-- Given information follows --
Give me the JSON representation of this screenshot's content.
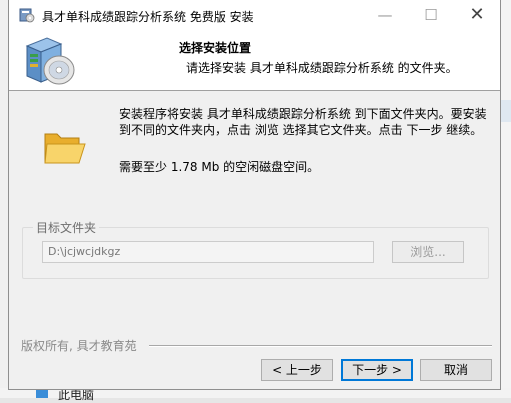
{
  "window": {
    "title": "具才单科成绩跟踪分析系统 免费版 安装",
    "controls": {
      "minimize": "—",
      "maximize": "☐",
      "close": "✕"
    }
  },
  "header": {
    "title": "选择安装位置",
    "subtitle": "请选择安装 具才单科成绩跟踪分析系统 的文件夹。"
  },
  "body": {
    "intro": "安装程序将安装 具才单科成绩跟踪分析系统 到下面文件夹内。要安装到不同的文件夹内，点击 浏览 选择其它文件夹。点击 下一步 继续。",
    "space_required": "需要至少 1.78 Mb 的空闲磁盘空间。"
  },
  "destination": {
    "group_label": "目标文件夹",
    "path_value": "D:\\jcjwcjdkgz",
    "browse_label": "浏览..."
  },
  "footer": {
    "branding": "版权所有, 具才教育苑",
    "back_label": "< 上一步",
    "next_label": "下一步 >",
    "cancel_label": "取消"
  },
  "background": {
    "taskbar_item": "此电脑"
  },
  "icons": {
    "app": "installer-app-icon",
    "header": "installer-box-disc-icon",
    "folder": "folder-open-icon"
  },
  "colors": {
    "accent": "#0078d7",
    "folder": "#f5c242"
  }
}
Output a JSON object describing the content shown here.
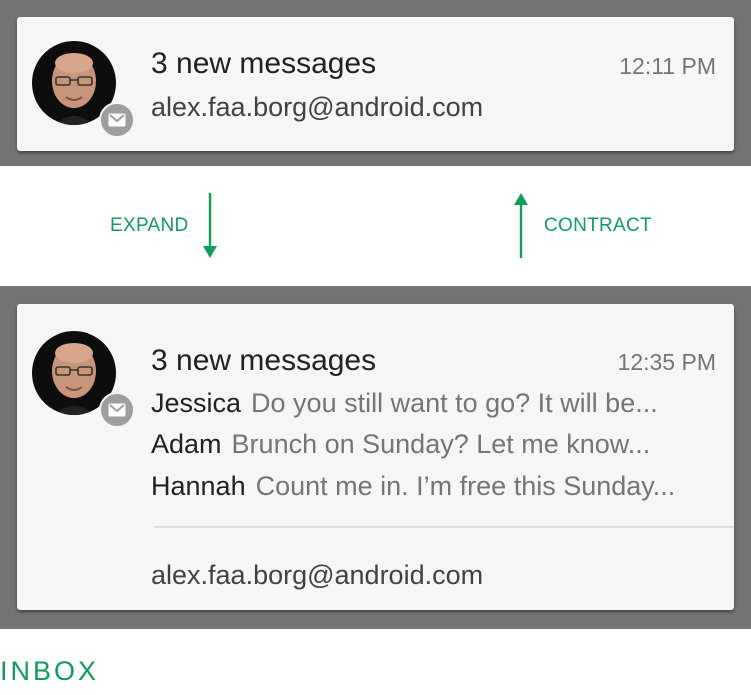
{
  "collapsed": {
    "title": "3 new messages",
    "time": "12:11 PM",
    "account": "alex.faa.borg@android.com"
  },
  "transitions": {
    "expand_label": "EXPAND",
    "contract_label": "CONTRACT"
  },
  "expanded": {
    "title": "3 new messages",
    "time": "12:35 PM",
    "messages": [
      {
        "sender": "Jessica",
        "preview": "Do you still want to go? It will be..."
      },
      {
        "sender": "Adam",
        "preview": "Brunch on Sunday? Let me know..."
      },
      {
        "sender": "Hannah",
        "preview": "Count me in. I’m free this Sunday..."
      }
    ],
    "account": "alex.faa.borg@android.com"
  },
  "style_label": "INBOX",
  "icons": {
    "badge": "gmail-icon",
    "expand": "arrow-down-icon",
    "contract": "arrow-up-icon"
  },
  "colors": {
    "accent": "#0f9d58",
    "shade": "#747474",
    "card": "#f6f6f6",
    "badge": "#9e9e9e"
  }
}
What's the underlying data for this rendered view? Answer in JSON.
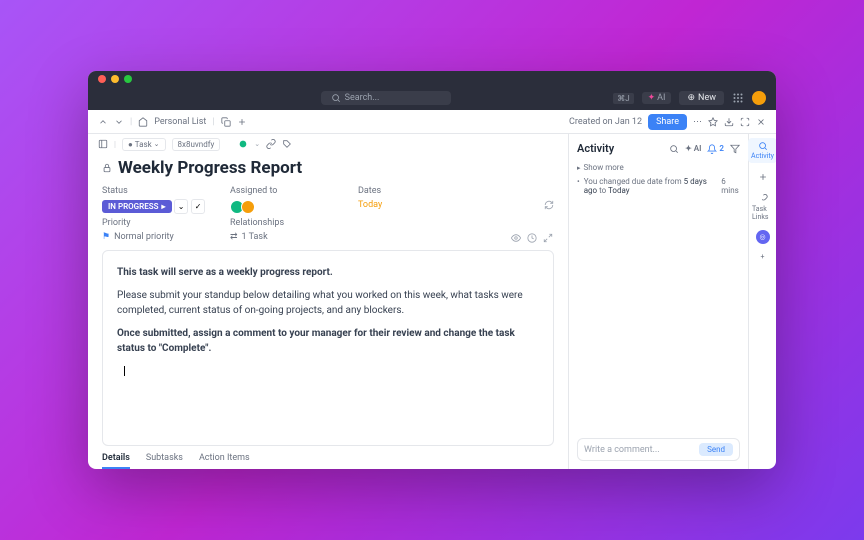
{
  "topbar": {
    "search_placeholder": "Search...",
    "shortcut": "⌘J",
    "ai_label": "AI",
    "new_label": "New"
  },
  "crumb": {
    "location": "Personal List",
    "created": "Created on Jan 12",
    "share": "Share"
  },
  "meta": {
    "type": "Task",
    "id": "8x8uvndfy"
  },
  "title": "Weekly Progress Report",
  "fields": {
    "status_label": "Status",
    "status_value": "IN PROGRESS",
    "assigned_label": "Assigned to",
    "dates_label": "Dates",
    "dates_value": "Today",
    "priority_label": "Priority",
    "priority_value": "Normal priority",
    "relationships_label": "Relationships",
    "relationships_value": "1 Task"
  },
  "description": {
    "p1": "This task will serve as a weekly progress report.",
    "p2": "Please submit your standup below detailing what you worked on this week, what tasks were completed, current status of on-going projects, and any blockers.",
    "p3": "Once submitted, assign a comment to your manager for their review and change the task status to \"Complete\"."
  },
  "tabs": {
    "details": "Details",
    "subtasks": "Subtasks",
    "actions": "Action Items"
  },
  "activity": {
    "heading": "Activity",
    "ai": "AI",
    "notif": "2",
    "show_more": "Show more",
    "item": {
      "text_prefix": "You changed due date from ",
      "from": "5 days ago",
      "mid": " to ",
      "to": "Today",
      "time": "6 mins"
    },
    "comment_placeholder": "Write a comment...",
    "send": "Send"
  },
  "rail": {
    "activity": "Activity",
    "task_links": "Task Links"
  }
}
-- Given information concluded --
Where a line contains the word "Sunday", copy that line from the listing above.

» Result for this exercise:
        "preview": "Brunch on Sunday? Let me know..."
        "preview": "Count me in. I’m free this Sunday..."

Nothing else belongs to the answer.